=== Begin Enclosure ===

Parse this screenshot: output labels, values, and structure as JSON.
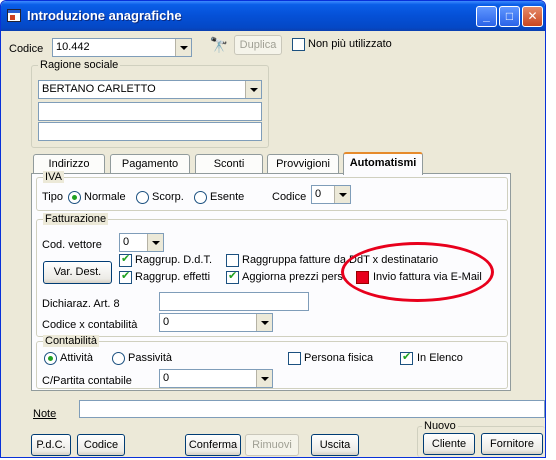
{
  "window": {
    "title": "Introduzione anagrafiche",
    "min": "_",
    "max": "□",
    "close": "✕"
  },
  "header": {
    "codice_label": "Codice",
    "codice_value": "10.442",
    "duplica_label": "Duplica",
    "non_piu_label": "Non più utilizzato"
  },
  "ragione": {
    "title": "Ragione sociale",
    "line1": "BERTANO CARLETTO",
    "line2": "",
    "line3": ""
  },
  "tabs": [
    "Indirizzo",
    "Pagamento",
    "Sconti",
    "Provvigioni",
    "Automatismi"
  ],
  "iva": {
    "title": "IVA",
    "tipo_label": "Tipo",
    "normale": "Normale",
    "scorp": "Scorp.",
    "esente": "Esente",
    "codice_label": "Codice",
    "codice_value": "0"
  },
  "fatturazione": {
    "title": "Fatturazione",
    "cod_vettore_label": "Cod. vettore",
    "cod_vettore_value": "0",
    "var_dest_label": "Var. Dest.",
    "raggrup_ddt": "Raggrup. D.d.T.",
    "raggruppa_fatture": "Raggruppa fatture da DdT x destinatario",
    "raggrup_effetti": "Raggrup. effetti",
    "aggiorna_prezzi": "Aggiorna prezzi pers.",
    "invio_fattura": "Invio fattura via E-Mail",
    "dichiaraz_label": "Dichiaraz. Art. 8",
    "dichiaraz_value": "",
    "codice_contab_label": "Codice x contabilità",
    "codice_contab_value": "0"
  },
  "contabilita": {
    "title": "Contabilità",
    "attivita": "Attività",
    "passivita": "Passività",
    "persona_fisica": "Persona fisica",
    "in_elenco": "In Elenco",
    "partita_label": "C/Partita contabile",
    "partita_value": "0"
  },
  "note": {
    "label": "Note",
    "value": ""
  },
  "nuovo": {
    "title": "Nuovo",
    "cliente": "Cliente",
    "fornitore": "Fornitore"
  },
  "footer": {
    "pdc": "P.d.C.",
    "codice": "Codice",
    "conferma": "Conferma",
    "rimuovi": "Rimuovi",
    "uscita": "Uscita"
  },
  "colors": {
    "accent_red": "#e8001c",
    "title_blue": "#0550d6"
  }
}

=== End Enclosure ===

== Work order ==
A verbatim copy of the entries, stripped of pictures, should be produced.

== Your solution ==
Parse this screenshot: output labels, values, and structure as JSON.
{
  "window": {
    "title": "Introduzione anagrafiche",
    "min": "_",
    "max": "□",
    "close": "✕"
  },
  "header": {
    "codice_label": "Codice",
    "codice_value": "10.442",
    "duplica_label": "Duplica",
    "non_piu_label": "Non più utilizzato"
  },
  "ragione": {
    "title": "Ragione sociale",
    "line1": "BERTANO CARLETTO",
    "line2": "",
    "line3": ""
  },
  "tabs": [
    "Indirizzo",
    "Pagamento",
    "Sconti",
    "Provvigioni",
    "Automatismi"
  ],
  "iva": {
    "title": "IVA",
    "tipo_label": "Tipo",
    "normale": "Normale",
    "scorp": "Scorp.",
    "esente": "Esente",
    "codice_label": "Codice",
    "codice_value": "0"
  },
  "fatturazione": {
    "title": "Fatturazione",
    "cod_vettore_label": "Cod. vettore",
    "cod_vettore_value": "0",
    "var_dest_label": "Var. Dest.",
    "raggrup_ddt": "Raggrup. D.d.T.",
    "raggruppa_fatture": "Raggruppa fatture da DdT x destinatario",
    "raggrup_effetti": "Raggrup. effetti",
    "aggiorna_prezzi": "Aggiorna prezzi pers.",
    "invio_fattura": "Invio fattura via E-Mail",
    "dichiaraz_label": "Dichiaraz. Art. 8",
    "dichiaraz_value": "",
    "codice_contab_label": "Codice x contabilità",
    "codice_contab_value": "0"
  },
  "contabilita": {
    "title": "Contabilità",
    "attivita": "Attività",
    "passivita": "Passività",
    "persona_fisica": "Persona fisica",
    "in_elenco": "In Elenco",
    "partita_label": "C/Partita contabile",
    "partita_value": "0"
  },
  "note": {
    "label": "Note",
    "value": ""
  },
  "nuovo": {
    "title": "Nuovo",
    "cliente": "Cliente",
    "fornitore": "Fornitore"
  },
  "footer": {
    "pdc": "P.d.C.",
    "codice": "Codice",
    "conferma": "Conferma",
    "rimuovi": "Rimuovi",
    "uscita": "Uscita"
  },
  "colors": {
    "accent_red": "#e8001c",
    "title_blue": "#0550d6"
  }
}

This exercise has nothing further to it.